Typically, slums are found on land that is less suitable for building than where the planned city goes. Favelas in South America are often found on steep slopes. Dharavi is built on marshlands. The word ´slum´ actually has its origin in the problematic location of housing. According to The Making of the English Landscape (Hoskins 1977) the etymology of the word ‘slum’ goes back to the 1820s and refers to the geology of the land on which the upcoming large scale industries in England were built. Since steam-power was not yet available for trains in the early Industrial Revolution, most of raw materials and finished products were transported by canal-barges. Industries therefore were located near canals, often on grounds that lacked sufficient drainage. In those days, the local term for these marshy lands was 'slump,' meaning wet mire. The same word also occurs in Saxon and Scandinavian languages. Most of the accommodation for the working class developed near the factories and consequently the ´slums´ were the housing that often suffered from drainage problems.
Nowadays the word slum raises debate as it is often used to express a negative sentiment about areas and to derogate the people who live there. At the same time, slum dwellers don't mind so much or even take pride in using the word. Certain academics claim it is politically correct to avoid the s-word and stick to 'informal settlement' whereas the UN and many other organizations keep it simple; they call the spade a spade and thus call the slum a slum. Since this blog promotes an open attitude towards slums, we deliberately use the word slum in order to counterbalance the negative connotation.

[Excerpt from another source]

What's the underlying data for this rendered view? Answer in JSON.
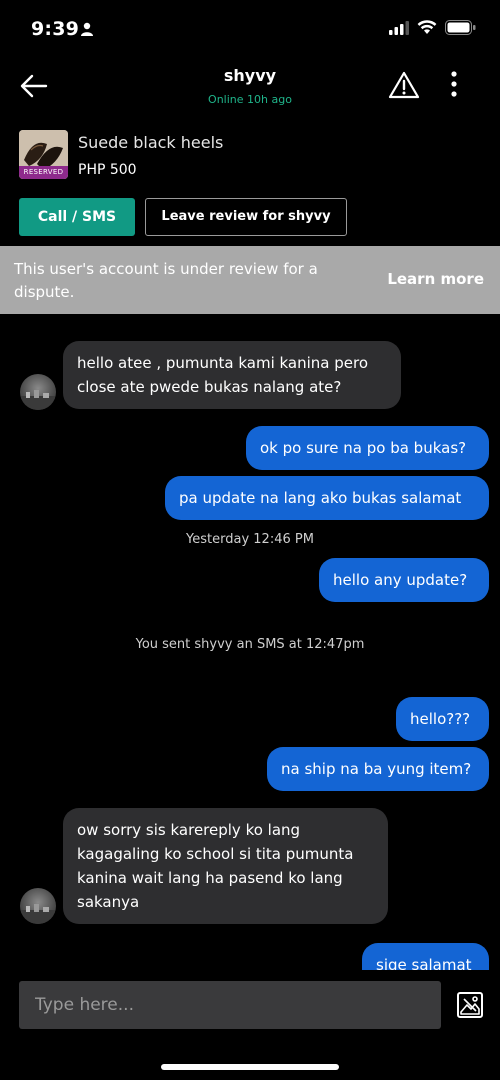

Hoskins, William George. 1977. The Making of the English Landscape. Repr. London: Hodder and Stoughton.